Data supplied
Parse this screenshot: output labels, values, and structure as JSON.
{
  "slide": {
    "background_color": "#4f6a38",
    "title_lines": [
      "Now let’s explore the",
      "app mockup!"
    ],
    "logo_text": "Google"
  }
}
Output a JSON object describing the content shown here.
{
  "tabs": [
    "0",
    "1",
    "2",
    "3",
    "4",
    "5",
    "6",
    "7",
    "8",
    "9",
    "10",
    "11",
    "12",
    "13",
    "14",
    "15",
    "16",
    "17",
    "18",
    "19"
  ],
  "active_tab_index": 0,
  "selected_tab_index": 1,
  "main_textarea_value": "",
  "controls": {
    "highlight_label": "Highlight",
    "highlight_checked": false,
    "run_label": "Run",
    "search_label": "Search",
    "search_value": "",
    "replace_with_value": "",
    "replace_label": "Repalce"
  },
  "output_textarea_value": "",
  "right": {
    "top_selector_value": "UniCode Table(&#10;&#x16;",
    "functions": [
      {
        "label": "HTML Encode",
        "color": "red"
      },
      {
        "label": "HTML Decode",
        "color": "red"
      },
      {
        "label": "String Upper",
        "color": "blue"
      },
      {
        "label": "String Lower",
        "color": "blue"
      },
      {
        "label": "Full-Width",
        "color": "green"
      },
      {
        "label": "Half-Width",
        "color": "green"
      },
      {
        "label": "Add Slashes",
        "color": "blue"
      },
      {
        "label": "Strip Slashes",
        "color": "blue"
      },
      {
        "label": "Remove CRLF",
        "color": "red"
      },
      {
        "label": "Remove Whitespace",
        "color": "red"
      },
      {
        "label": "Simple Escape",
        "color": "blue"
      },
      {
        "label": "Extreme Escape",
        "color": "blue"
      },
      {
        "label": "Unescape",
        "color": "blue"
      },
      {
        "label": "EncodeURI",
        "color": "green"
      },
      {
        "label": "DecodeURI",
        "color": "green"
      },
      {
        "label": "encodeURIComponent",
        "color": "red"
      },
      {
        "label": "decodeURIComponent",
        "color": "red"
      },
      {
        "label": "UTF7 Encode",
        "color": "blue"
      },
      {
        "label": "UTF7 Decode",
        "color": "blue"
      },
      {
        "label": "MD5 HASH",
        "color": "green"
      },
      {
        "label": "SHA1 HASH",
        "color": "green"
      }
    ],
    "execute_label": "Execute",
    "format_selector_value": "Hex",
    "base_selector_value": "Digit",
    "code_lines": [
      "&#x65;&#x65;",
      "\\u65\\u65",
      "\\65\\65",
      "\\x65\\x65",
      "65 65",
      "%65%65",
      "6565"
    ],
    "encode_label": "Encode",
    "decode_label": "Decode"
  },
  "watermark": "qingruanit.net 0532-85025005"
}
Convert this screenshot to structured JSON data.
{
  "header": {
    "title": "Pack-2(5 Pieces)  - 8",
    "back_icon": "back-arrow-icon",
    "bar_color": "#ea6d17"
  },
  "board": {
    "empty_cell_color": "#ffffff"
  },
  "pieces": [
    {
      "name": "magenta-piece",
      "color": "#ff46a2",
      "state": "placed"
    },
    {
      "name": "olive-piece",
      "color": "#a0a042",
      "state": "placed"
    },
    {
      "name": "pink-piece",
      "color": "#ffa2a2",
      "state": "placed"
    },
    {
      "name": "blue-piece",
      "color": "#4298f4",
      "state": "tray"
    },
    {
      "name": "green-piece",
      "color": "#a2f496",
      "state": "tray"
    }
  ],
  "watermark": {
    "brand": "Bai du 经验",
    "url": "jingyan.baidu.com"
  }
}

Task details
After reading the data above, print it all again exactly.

Written answer
Parse this screenshot: output labels, values, and structure as JSON.
{
  "slide": {
    "background_color": "#4f6a38",
    "title_lines": [
      "Now let’s explore the",
      "app mockup!"
    ],
    "logo_text": "Google"
  }
}
Output a JSON object describing the content shown here.
{
  "tabs": [
    "0",
    "1",
    "2",
    "3",
    "4",
    "5",
    "6",
    "7",
    "8",
    "9",
    "10",
    "11",
    "12",
    "13",
    "14",
    "15",
    "16",
    "17",
    "18",
    "19"
  ],
  "active_tab_index": 0,
  "selected_tab_index": 1,
  "main_textarea_value": "",
  "controls": {
    "highlight_label": "Highlight",
    "highlight_checked": false,
    "run_label": "Run",
    "search_label": "Search",
    "search_value": "",
    "replace_with_value": "",
    "replace_label": "Repalce"
  },
  "output_textarea_value": "",
  "right": {
    "top_selector_value": "UniCode Table(&#10;&#x16;",
    "functions": [
      {
        "label": "HTML Encode",
        "color": "red"
      },
      {
        "label": "HTML Decode",
        "color": "red"
      },
      {
        "label": "String Upper",
        "color": "blue"
      },
      {
        "label": "String Lower",
        "color": "blue"
      },
      {
        "label": "Full-Width",
        "color": "green"
      },
      {
        "label": "Half-Width",
        "color": "green"
      },
      {
        "label": "Add Slashes",
        "color": "blue"
      },
      {
        "label": "Strip Slashes",
        "color": "blue"
      },
      {
        "label": "Remove CRLF",
        "color": "red"
      },
      {
        "label": "Remove Whitespace",
        "color": "red"
      },
      {
        "label": "Simple Escape",
        "color": "blue"
      },
      {
        "label": "Extreme Escape",
        "color": "blue"
      },
      {
        "label": "Unescape",
        "color": "blue"
      },
      {
        "label": "EncodeURI",
        "color": "green"
      },
      {
        "label": "DecodeURI",
        "color": "green"
      },
      {
        "label": "encodeURIComponent",
        "color": "red"
      },
      {
        "label": "decodeURIComponent",
        "color": "red"
      },
      {
        "label": "UTF7 Encode",
        "color": "blue"
      },
      {
        "label": "UTF7 Decode",
        "color": "blue"
      },
      {
        "label": "MD5 HASH",
        "color": "green"
      },
      {
        "label": "SHA1 HASH",
        "color": "green"
      }
    ],
    "execute_label": "Execute",
    "format_selector_value": "Hex",
    "base_selector_value": "Digit",
    "code_lines": [
      "&#x65;&#x65;",
      "\\u65\\u65",
      "\\65\\65",
      "\\x65\\x65",
      "65 65",
      "%65%65",
      "6565"
    ],
    "encode_label": "Encode",
    "decode_label": "Decode"
  },
  "watermark": "qingruanit.net 0532-85025005"
}
Convert this screenshot to structured JSON data.
{
  "header": {
    "title": "Pack-2(5 Pieces)  - 8",
    "back_icon": "back-arrow-icon",
    "bar_color": "#ea6d17"
  },
  "board": {
    "empty_cell_color": "#ffffff"
  },
  "pieces": [
    {
      "name": "magenta-piece",
      "color": "#ff46a2",
      "state": "placed"
    },
    {
      "name": "olive-piece",
      "color": "#a0a042",
      "state": "placed"
    },
    {
      "name": "pink-piece",
      "color": "#ffa2a2",
      "state": "placed"
    },
    {
      "name": "blue-piece",
      "color": "#4298f4",
      "state": "tray"
    },
    {
      "name": "green-piece",
      "color": "#a2f496",
      "state": "tray"
    }
  ],
  "watermark": {
    "brand": "Bai du 经验",
    "url": "jingyan.baidu.com"
  }
}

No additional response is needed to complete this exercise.